Syllabus Detail

Department of Mathematics Syllabus

This syllabus is advisory only. For details on a particular instructor's syllabus (including books), consult the instructor's course page. For a list of what courses are being taught each quarter, refer to the Courses page.

MAT 250B: Algebra

Approved: 2015-11-01, Greg Kuperberg and Brian Osserman
Winter, every year; 4 units; lecture/term paper or discussion
Suggested Textbook: (actual textbook varies by instructor; check your instructor)
250A or consent of instructor.
Suggested Schedule:

S 6.1, 6.4: Left and right modules, group representations as modules, free and projective modules (vs definition of injective), module presentations (4-5 lectures)

S 8.1, 8.3, 8.4: Classification of finitely generated modules over a PID, infinitely generated modules, Jordan canonical form, Smith normal form (3-4 lectures)

Optional: Inverse and direct limits of modules, Noetherian and Artinian modules, Jordan-Holder theorem for modules (0-4 lectures)

S 6.6: Tensor product of a left module and a right module, tensor products over commutative rings, tensor products of vector spaces with bases, definition of an algebra and tensor products of algebras, (4-6 lectures)

Optional: S 6.8: Flat modules (0-2 lectures)

S 8.5, 8.6: Bilinear forms, dual of a vector space** (Ex. 2.83), tensor, symmetric, and exterior algebras over a free module (in particular over a vector space), relation to multilinear functions (3-4 lectures)

S 2.9, 3.1-3.2: Fields as quotient rings, classification of finite fields, algebraic and Galois field extensions (including separable vs. inseparable), fundamental theorem of Galois theory, solvability by radicals, algebraic closure* (S 5.4.3), transcendence degree* (S 5.4.5) (9-12 lectures)

Optional: S 3.3: Calculation of Galois groups (0-3 lectures)

Total: 23-40 lectures

* These appear in the book in later, more advanced contexts.
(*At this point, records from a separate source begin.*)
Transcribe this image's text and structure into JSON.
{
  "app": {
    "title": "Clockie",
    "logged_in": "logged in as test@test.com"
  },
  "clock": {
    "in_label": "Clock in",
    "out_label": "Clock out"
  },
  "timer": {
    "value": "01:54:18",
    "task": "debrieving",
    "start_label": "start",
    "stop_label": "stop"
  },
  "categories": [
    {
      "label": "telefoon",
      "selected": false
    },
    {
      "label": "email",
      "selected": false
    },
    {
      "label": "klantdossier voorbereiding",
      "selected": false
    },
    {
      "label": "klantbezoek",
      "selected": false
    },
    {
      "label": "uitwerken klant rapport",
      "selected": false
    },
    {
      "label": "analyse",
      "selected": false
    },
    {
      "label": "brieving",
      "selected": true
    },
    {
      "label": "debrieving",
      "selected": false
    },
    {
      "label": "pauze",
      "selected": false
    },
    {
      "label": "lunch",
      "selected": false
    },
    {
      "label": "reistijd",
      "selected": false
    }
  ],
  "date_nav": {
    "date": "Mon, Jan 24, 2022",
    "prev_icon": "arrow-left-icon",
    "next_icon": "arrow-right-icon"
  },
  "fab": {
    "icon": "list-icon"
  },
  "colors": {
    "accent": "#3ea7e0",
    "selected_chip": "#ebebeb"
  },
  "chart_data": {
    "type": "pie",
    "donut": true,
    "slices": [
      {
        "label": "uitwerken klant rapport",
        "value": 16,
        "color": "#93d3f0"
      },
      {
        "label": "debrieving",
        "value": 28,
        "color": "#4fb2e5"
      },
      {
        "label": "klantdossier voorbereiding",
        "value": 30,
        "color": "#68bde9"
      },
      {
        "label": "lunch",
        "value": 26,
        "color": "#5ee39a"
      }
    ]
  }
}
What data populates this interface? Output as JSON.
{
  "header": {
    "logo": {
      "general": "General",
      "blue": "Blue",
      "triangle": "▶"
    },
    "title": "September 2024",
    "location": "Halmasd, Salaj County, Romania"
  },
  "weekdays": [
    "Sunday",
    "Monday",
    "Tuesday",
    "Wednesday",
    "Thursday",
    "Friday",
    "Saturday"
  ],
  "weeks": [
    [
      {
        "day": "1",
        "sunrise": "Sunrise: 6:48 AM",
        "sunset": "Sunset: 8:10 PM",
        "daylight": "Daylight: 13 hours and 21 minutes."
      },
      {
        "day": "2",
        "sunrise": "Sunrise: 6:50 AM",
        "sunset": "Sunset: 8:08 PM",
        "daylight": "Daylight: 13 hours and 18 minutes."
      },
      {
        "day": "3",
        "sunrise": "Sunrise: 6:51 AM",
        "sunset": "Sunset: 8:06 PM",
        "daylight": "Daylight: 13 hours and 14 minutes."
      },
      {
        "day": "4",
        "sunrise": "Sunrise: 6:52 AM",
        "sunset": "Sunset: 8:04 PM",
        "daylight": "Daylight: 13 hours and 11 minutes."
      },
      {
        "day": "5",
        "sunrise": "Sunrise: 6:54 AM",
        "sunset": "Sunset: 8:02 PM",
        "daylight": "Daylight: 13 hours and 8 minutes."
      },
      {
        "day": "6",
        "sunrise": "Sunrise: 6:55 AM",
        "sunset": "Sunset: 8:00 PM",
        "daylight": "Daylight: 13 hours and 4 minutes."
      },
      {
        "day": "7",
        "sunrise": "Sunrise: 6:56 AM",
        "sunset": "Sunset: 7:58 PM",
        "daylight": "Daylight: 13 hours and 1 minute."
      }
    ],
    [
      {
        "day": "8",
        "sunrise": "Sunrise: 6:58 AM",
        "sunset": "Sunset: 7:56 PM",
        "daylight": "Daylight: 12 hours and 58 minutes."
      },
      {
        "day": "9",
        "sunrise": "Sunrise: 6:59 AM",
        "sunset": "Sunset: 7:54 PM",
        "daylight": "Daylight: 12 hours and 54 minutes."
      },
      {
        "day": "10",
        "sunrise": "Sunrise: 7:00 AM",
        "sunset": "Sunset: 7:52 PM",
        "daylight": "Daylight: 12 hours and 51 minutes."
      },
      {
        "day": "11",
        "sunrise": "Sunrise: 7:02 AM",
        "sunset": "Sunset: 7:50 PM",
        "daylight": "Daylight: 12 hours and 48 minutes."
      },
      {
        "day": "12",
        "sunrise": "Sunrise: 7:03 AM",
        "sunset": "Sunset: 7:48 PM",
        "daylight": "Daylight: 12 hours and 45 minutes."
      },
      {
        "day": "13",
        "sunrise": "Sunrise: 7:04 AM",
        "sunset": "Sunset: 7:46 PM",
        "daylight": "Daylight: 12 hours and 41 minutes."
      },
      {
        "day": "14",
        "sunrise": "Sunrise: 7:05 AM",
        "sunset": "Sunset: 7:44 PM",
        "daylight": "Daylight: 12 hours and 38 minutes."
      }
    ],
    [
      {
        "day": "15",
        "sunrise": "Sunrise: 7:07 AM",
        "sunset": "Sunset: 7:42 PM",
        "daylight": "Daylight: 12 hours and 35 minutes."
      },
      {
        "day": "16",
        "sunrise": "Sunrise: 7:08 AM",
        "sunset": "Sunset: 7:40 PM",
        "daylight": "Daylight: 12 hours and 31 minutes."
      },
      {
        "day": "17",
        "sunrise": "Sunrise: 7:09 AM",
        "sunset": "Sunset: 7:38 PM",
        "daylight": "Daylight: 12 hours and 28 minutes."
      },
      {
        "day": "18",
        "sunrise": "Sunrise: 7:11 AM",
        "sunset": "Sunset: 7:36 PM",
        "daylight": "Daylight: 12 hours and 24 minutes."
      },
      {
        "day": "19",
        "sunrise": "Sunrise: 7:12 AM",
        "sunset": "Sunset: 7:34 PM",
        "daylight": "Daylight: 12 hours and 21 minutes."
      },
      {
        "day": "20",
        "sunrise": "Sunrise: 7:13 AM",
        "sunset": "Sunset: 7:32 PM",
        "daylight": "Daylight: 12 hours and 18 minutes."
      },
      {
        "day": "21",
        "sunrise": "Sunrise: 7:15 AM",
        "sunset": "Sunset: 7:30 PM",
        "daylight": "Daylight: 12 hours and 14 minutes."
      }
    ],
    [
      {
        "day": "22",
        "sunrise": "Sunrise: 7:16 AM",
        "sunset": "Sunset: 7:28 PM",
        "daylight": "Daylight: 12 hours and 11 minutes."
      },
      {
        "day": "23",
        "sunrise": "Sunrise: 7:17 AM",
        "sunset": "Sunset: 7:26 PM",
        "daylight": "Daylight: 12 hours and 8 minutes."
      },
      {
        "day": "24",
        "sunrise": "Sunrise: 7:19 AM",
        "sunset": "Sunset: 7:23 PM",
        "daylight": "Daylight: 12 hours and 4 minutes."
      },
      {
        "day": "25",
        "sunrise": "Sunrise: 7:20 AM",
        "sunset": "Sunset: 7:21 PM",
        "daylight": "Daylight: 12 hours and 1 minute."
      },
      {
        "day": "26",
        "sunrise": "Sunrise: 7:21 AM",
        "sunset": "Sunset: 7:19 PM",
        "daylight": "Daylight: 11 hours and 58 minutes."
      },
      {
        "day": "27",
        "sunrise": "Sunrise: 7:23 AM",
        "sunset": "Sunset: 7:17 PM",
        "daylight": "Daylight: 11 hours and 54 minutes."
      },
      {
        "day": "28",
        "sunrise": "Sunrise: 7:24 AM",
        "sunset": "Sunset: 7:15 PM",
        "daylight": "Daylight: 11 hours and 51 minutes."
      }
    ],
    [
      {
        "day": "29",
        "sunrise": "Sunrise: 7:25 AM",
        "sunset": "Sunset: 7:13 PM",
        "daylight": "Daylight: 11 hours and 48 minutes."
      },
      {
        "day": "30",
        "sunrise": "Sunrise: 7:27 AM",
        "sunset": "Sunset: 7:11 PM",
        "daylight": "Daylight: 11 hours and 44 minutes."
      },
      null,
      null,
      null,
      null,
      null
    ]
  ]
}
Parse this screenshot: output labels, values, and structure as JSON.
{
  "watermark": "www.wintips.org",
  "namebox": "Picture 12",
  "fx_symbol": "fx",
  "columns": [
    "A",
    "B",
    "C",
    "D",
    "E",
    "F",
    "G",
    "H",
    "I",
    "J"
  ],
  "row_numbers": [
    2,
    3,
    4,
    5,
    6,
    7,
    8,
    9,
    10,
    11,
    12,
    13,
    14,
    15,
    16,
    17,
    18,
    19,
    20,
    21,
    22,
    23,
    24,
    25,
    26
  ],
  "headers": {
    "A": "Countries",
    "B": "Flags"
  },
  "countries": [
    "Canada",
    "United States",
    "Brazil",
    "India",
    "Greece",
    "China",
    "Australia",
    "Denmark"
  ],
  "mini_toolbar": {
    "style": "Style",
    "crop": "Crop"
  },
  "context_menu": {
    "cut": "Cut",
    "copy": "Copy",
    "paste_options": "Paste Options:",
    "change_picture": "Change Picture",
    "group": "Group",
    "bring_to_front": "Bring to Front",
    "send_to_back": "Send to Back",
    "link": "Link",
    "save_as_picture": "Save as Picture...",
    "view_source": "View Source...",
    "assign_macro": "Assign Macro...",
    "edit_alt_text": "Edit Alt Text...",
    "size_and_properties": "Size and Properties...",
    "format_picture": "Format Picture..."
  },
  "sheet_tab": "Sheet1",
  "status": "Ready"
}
The instructor can follow a different treatment.

** These essential points are given as exercises. The instructor can follow a different treatment.

Additional Notes:

Rotman is a thick book with easy sections that can be accelerated and difficult sections that should not be covered completely. Proofs of some of the harder results listed in the syllabus can be taken as optional.

Rotman bases his presentation of homological algebra on derived functors. However, one can skip this machinery in subsequent sections, particularly by assuming existence results. For instance, axioms characterizing Ext and Tor are stated without reference to derived functors.